A key objective for the Department of Epidemiology & Biostatistics (DEB) is to provide biostatistical support to maximize the Greehey Children’s Cancer Research Institute’s (Greehey CCRI) research productivity. As the Greehey CCRI gains new research faculty, the biostatistics needs will grow.
Over the past three decades, great strides have been made to improve childhood cancer survival. Clinical research has shifted focus from improving survival to improving the quality of survival, especially for malignancies, where we have achieved very high survival rates.
The development of cancer involves a complex multi-step succession of molecular events involving the acquisition of mutations in proto-oncogenes, tumor suppressor genes, and other genes that control, directly or indirectly, cell proliferation, cell cycle control, and cell death.
Comparatively small numbers of children with cancer limit the definitive data from which to decide what benefits a novel anticancer agent may have in children. Hence, there is a need for pre-clinical models of childhood cancer to screen new agents’ potential activity in transgenic or xenograft animal and cell culture models.
Related to the fundamental basic research in molecular oncogenesis, we plan to establish a component of a larger trans-disciplinary program in hematologic malignancies at Greehey Children’s Cancer Research Institute.
The goal of the molecular oncogenesis and cancer genetics programs of the Greehey CCRI is to identify and characterize the genes, gene products, and pathways involved in pediatric cancers, recognizing that the study of pediatric cancer models has relevance to the problem of cancer in general.
The Pediatric Preclinical Testing Program (PPTP) is a comprehensive program to systematically evaluate new agents against childhood solid tumor and leukemia models. The PPTP is supported through an NCI research contract to The Research Institute at Nationwide Children’s Hospital with Dr. Peter Houghton as the Principal Investigator.
As part of their professional curriculum, students in the Doctor of Optometry program learn to conduct comprehensive pediatric eye exams and assess retinoblastoma. Optometry students from the Summer Fellowship Training Program at the Rosenberg School of Optometry (UIW) participate in a collaborative research project with the Greehey Children’s Cancer Research Institute to investigate retinoblastoma’s molecular basis.
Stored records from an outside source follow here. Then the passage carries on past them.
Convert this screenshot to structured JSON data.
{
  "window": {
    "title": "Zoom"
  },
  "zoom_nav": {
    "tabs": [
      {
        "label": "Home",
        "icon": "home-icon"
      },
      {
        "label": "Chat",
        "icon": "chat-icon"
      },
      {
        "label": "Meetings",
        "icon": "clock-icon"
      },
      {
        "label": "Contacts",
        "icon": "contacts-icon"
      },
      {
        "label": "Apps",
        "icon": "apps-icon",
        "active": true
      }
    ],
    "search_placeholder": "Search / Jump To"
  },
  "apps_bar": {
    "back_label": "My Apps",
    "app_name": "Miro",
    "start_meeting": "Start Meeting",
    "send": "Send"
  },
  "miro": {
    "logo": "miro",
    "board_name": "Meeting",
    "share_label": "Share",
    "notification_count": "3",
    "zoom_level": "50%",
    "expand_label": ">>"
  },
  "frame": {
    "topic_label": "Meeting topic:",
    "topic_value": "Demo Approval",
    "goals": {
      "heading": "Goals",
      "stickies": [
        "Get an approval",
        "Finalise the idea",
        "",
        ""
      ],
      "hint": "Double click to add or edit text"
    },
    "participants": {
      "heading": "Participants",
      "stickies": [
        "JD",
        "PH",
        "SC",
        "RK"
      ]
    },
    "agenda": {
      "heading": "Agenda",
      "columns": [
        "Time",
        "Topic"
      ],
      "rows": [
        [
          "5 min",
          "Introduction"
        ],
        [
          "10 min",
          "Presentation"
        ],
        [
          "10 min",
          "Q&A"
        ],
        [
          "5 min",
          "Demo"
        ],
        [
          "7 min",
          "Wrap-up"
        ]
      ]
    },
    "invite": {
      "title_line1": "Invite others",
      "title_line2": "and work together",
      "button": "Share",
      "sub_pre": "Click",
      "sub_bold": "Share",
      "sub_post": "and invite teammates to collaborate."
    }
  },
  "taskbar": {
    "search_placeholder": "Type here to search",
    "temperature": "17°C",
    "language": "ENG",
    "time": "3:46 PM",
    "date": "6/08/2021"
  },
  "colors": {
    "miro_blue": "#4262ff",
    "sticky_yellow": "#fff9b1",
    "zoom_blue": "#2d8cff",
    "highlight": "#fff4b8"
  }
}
The purpose of the Greehey Children’s Cancer Research Institute’s (Greehey CCRI) Undergraduate Summer Internship Program is to allow talented undergraduate students interested in a career in academic research the opportunity to spend approximately ten weeks during the summer conducting hypothesis-driven research in childhood cancer in one of the laboratories at the Greehey Children’s Cancer Research Institute.
In collaboration with the Kids With Cancer Foundation of Vietnam, our team members evaluated institutional capabilities and any possible impact of program implementation. We found that in southern Vietnam, cancer survival was estimated as low as 5% compared to more than 90% survival for childhood ALL in the USA. Our current efforts focus on exposing and educating Vietnamese physicians on new diagnoses and management techniques.